This course will see students working directly with a community group in the arena of public humanities: this might be a museum, historical society, community arts or tourism program. Students will have the opportunity to learn what it is like to work with a partner group while undertaking project-based learning that will develop their abilities to produce public-facing stories of relevance to the community. Examples of projects include digital curation or content development, oral history interviewing, developing programming, or creating a digital/virtual tour of a specific area of Guelph.
Culture and Technology Studies students will participate in summer workshops hosted by Digital Humanities at the University of Guelph (DH@Guelph) to complement their studies and develop advanced skills in digital humanities. Students will attend a workshop of their choice and propose and develop a final project in response to the topic presented. The project will allow them to apply digital tools and methods to their learnings and explore a specific research question or area of interest.

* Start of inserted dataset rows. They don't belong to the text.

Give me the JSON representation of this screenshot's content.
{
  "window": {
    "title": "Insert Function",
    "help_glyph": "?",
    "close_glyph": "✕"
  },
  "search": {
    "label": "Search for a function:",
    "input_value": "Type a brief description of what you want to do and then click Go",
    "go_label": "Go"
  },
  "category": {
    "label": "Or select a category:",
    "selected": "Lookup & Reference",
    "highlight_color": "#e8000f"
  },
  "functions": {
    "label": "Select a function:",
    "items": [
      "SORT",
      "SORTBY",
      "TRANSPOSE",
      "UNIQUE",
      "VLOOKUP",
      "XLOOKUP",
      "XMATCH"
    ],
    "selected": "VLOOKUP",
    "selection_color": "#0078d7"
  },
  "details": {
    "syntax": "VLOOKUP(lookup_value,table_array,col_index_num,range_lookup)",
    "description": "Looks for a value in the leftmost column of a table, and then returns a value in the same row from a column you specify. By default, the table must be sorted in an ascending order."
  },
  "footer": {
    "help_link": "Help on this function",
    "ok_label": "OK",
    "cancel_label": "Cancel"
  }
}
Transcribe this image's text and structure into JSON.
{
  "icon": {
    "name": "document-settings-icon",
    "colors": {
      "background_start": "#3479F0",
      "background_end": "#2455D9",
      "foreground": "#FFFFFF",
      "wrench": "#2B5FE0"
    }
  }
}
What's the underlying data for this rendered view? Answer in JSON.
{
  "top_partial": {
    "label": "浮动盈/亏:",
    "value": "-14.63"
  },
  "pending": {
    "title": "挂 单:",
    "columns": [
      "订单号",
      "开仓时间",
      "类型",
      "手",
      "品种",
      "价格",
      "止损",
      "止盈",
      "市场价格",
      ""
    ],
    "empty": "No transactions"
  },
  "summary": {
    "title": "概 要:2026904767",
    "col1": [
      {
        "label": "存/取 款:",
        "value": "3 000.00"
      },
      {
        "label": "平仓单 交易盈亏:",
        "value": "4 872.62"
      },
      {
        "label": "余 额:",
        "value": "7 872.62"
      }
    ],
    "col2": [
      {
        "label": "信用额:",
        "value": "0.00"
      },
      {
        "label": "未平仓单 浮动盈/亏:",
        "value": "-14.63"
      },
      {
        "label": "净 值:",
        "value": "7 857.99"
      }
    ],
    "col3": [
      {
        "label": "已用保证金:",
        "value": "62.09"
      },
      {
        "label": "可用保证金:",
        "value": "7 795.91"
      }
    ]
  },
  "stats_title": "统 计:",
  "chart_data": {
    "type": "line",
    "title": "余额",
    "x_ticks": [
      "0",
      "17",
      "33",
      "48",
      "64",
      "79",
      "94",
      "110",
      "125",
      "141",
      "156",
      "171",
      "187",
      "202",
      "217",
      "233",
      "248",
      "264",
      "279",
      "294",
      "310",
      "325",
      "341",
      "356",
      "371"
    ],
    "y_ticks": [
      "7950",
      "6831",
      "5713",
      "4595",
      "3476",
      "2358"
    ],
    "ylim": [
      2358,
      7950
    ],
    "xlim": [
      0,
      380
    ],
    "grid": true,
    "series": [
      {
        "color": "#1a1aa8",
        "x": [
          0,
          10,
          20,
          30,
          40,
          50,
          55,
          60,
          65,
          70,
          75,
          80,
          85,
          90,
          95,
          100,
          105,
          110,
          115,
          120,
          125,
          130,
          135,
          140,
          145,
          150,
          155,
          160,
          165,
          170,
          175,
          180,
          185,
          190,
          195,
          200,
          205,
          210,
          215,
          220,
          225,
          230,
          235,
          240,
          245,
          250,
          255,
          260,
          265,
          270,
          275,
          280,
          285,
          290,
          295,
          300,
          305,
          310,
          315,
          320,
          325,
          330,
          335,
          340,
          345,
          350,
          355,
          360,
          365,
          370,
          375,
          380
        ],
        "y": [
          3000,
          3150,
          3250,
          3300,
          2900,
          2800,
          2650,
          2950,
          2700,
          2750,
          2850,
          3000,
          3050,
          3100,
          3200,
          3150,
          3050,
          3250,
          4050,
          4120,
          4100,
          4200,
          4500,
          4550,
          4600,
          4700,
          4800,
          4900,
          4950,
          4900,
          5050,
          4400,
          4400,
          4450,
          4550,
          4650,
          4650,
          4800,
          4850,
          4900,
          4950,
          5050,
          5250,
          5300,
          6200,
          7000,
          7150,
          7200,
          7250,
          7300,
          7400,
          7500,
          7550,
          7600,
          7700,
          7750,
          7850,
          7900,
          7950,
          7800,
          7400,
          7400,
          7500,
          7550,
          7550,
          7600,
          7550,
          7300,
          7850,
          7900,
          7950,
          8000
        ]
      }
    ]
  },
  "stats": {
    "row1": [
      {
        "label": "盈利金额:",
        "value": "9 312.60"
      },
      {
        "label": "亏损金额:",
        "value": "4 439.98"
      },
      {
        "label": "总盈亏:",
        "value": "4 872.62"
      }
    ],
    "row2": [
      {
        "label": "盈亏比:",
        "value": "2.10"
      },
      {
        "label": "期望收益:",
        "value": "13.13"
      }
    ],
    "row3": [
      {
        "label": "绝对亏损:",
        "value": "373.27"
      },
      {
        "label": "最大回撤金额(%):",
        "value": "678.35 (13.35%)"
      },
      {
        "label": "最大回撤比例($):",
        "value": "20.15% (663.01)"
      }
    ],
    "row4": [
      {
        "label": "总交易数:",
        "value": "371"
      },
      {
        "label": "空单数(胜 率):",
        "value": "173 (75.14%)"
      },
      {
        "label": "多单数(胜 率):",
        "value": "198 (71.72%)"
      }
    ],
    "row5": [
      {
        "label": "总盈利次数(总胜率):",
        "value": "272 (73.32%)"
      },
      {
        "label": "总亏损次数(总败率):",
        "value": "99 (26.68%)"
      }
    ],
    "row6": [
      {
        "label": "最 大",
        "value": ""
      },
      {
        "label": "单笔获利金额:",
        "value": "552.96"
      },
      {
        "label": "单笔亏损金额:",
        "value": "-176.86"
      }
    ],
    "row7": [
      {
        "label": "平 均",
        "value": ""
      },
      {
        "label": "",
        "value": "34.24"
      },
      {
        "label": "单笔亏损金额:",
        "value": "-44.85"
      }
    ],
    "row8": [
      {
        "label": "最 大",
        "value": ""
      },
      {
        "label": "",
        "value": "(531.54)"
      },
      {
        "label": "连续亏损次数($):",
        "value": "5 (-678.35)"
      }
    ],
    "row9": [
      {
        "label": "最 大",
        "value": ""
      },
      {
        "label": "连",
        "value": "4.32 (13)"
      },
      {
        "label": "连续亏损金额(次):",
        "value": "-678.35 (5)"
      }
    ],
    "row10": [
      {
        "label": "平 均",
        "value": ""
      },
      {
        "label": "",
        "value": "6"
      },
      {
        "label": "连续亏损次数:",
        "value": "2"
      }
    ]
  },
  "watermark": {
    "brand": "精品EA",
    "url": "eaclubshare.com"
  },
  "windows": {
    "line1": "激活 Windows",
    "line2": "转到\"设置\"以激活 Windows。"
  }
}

Students in this course will focus on two projects: a polished, professional version of their digital portfolio and the creation of an edition of the CTS student journal. Through this process they will develop an awareness of desktop publishing options, copyright, the open access movement, digital design, and self-presentation for the web.
This course prepares students to imagine, prototype, develop, manage, and produce a major project. It is a precursor to the final CTS Capstone project and is designed to equip students to manage larger, complex projects involving some form of digital creation or knowledge production. Students will propose a project to address a significant research question, gap in knowledge, or deficiency in digital representation or methods. They will also learn advanced research skills, reference management, project planning, proposal development and pitching, project management, version management, teamwork, waterfall and agile development models, collaborating with others, and working towards milestones.
In this course students build on the planning and initial efforts in the Capstone Preparation course to produce their major research project from its initial version to its completion, through a systematic process of research, development, iteration, and design.
This is a directed project supervised by a CTS-affiliated faculty member. The student and faculty member will collaboratively develop a course of study organized around a well-defined topic related to CTS. The student will work through the readings, meeting regularly with the faculty member to discuss the material, or the course may entail the development of skills in a programming language or toolkit. This course will culminate with the production of a final paper or project that will incorporate a substantive long-form argument. Students are required to submit a proposal to the CTS curriculum committee and receive approval prior to course registration.